"I will reserve full judgment until I have seen the artwork/theme on the sleeve and heard the album," offered fan Blue Room. "Off hand, I don’t care for the title, although I also remember in 1987 saying the same thing when ‘The Joshua Tree’ was announced as the title so it will probably grow on me. I think U2 are just trying to be different and make sure the title stands out. ‘Vertigo’ would have been a decent title but seems pretty obvious."
The next few months will see a flurry of activity and press overload for the "biggest band in the world"â€”magazine covers, television appearances, interviews, radio airplay and reviews followed by a 2005 world tour. The biggest trophy of all, however, is the arrival of "How To Dismantle an Atomic Bomb" to U2 fans in late November, just in time for the all-important holiday shopping season. U2 fans are a hungry sort, and eat up every morsel of information they can find on their beloved Irishmen, even if it means sitting through endless radio marathons or straining to hear music playing in the background of a very badly recorded bootleg of a new song.
"It’s not a title that we should [have] expected from a band that’s been around for 25 years and have conquered the world a lot of times," said U2 fan Ricardo. "There’s an idea behind this title, it suggests that it’s not a protest album but an album with… suggestions to dismantle the atomic bombs that we see everyday (AIDS, terror, war and so on), and if the suggestion is love I don’t see anything wrong in that."
September 20, 2004
By Brenda Clemons
In 1961 London lawyer Peter Benenson wrote an article for The London Observer titled "The Forgotten Prisoners" about two Portuguese students arrested in Lisbon after making a toast to freedom. Thousands of readers responded to the article, helping push Benenson to form Amnesty International later that same year.
Forty-three years later, Amnesty International is a Nobel Prize winning organization with over 1.8 million members. Its goal is to research alleged abuses of human rights and to take non-violent action in the form of letter writing campaigns to government officials and protest marches to stop such abuses. A key component of the organization is the Universal Declaration of Human Rights, stating that "All humans are free and equal," that equality does not depend on nationality, race, religion or political affirmation, and that "No one shall be subjected to torture or to cruel, inhuman or degrading treatment."
Amnesty International does not accept money from governments or political parties, relying instead on fundraising efforts and support from private donations and memberships to back its efforts. The organization’s Web site features a store with a variety of items including coffee mugs, mouse pads, and clothing whose sale benefits the group.

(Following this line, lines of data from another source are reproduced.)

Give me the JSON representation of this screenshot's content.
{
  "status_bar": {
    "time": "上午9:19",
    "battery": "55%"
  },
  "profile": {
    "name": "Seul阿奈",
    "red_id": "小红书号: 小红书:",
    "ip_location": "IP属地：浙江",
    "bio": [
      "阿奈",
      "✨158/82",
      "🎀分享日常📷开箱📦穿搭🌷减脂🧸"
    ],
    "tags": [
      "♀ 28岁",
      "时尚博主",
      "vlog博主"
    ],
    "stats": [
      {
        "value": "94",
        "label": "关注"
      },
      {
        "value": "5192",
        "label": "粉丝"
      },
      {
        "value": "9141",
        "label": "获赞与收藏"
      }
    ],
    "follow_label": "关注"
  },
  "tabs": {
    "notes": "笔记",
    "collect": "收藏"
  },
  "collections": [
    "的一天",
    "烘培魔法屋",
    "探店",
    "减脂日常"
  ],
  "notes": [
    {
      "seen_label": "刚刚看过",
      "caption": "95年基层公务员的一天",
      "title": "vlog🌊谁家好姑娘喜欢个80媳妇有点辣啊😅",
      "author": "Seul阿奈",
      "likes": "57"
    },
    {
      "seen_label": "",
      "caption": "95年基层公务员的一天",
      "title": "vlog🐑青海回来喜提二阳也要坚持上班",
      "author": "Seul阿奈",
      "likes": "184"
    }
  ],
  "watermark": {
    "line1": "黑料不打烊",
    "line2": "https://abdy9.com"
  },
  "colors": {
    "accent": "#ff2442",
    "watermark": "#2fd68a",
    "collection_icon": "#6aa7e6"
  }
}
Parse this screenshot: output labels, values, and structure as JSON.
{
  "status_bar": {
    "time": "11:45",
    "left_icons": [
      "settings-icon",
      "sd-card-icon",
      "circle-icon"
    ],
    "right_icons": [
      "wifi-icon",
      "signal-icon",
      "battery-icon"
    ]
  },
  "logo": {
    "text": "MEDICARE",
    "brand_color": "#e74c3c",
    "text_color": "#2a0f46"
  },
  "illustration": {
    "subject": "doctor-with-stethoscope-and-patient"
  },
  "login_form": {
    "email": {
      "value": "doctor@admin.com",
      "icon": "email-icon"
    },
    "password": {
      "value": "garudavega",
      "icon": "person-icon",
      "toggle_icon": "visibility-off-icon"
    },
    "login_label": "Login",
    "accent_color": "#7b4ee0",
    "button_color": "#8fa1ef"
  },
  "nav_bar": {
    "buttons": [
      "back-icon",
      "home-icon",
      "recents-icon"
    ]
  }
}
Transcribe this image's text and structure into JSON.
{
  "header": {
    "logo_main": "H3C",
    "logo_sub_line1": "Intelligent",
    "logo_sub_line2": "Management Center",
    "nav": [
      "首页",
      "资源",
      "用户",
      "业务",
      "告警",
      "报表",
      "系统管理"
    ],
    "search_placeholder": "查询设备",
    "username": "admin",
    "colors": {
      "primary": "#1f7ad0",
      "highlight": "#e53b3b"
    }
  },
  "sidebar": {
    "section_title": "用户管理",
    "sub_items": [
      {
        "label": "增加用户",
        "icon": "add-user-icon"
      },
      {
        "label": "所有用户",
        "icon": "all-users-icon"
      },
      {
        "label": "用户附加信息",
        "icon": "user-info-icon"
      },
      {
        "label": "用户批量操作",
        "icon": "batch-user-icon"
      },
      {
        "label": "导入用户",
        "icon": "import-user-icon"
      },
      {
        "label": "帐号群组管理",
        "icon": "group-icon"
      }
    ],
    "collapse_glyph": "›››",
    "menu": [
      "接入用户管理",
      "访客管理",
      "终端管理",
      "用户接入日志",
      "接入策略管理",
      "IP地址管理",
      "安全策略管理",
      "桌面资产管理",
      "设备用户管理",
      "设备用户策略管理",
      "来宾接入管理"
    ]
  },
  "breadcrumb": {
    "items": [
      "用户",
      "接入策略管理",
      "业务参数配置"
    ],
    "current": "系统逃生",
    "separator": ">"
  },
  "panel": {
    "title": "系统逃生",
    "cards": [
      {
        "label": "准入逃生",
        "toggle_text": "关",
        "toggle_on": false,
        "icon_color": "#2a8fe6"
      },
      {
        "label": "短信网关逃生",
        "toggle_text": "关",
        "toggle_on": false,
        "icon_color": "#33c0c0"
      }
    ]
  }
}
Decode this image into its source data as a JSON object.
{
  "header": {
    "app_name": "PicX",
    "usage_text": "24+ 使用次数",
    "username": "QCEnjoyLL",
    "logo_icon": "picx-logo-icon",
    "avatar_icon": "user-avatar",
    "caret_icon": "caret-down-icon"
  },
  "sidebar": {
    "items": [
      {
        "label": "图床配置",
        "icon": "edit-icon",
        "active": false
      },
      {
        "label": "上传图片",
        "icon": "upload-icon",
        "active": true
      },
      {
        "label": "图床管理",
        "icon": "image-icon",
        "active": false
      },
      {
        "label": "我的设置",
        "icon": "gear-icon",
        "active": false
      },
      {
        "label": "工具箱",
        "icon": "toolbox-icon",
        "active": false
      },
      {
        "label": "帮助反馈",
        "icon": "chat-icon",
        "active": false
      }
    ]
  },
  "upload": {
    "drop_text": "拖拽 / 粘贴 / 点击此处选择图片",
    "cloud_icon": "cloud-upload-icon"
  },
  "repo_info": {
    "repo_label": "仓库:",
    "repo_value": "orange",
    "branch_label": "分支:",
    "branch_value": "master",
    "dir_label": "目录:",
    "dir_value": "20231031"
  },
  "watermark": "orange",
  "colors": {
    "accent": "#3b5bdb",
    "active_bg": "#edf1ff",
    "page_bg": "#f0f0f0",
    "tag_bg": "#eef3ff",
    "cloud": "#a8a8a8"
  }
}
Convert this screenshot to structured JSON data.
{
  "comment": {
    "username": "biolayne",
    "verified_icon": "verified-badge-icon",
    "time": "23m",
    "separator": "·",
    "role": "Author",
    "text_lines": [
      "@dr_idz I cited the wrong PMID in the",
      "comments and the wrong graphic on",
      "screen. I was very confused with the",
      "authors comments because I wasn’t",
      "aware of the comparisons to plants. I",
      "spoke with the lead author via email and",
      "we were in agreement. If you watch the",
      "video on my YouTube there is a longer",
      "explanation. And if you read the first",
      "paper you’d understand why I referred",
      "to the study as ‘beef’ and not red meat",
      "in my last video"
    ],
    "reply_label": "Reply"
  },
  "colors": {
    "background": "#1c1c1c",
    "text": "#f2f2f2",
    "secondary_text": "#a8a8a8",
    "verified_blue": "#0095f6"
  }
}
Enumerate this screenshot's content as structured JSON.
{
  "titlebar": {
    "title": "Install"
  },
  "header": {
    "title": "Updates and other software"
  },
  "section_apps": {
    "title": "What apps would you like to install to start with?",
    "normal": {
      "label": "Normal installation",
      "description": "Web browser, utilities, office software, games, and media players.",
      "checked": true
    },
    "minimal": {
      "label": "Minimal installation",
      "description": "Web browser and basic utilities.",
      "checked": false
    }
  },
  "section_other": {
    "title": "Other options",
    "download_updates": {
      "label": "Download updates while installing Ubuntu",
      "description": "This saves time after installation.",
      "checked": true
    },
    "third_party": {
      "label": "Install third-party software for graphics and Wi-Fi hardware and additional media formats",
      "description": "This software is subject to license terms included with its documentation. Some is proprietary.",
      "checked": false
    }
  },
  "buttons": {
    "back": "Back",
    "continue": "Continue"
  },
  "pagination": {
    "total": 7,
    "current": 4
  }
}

For more information about Amnesty International, readers can visit the international site at www.amnesty.org or do a Web search for the Amnesty branch located in their country. The U.S. site, found at www.amnestyusa.org, is informative, colorful and easy to navigate. Visitors to this site are sure to find something of interest, such as the part diamonds play in terrorism, why Staff Sergeant Camilo Mejia Castillo has been imprisoned by the United States, and how to help 8-year-old girls who have been forced into the sex trade. With just a few clicks of the mouse you can send an email to your elected official asking them to do what they can to stop these abuses.
Amnesty International is effective, just ask Amina Lawal, a Nigerian woman who had a child out of wedlock. In 2003 the group organized a letter-writing campaign on her behalf after the government of Nigeria declared her guilty of adultery, a crime punishable by death, and handed down the sentence of death by stoning. Her life was spared after 1.3 million letters were received on her behalf.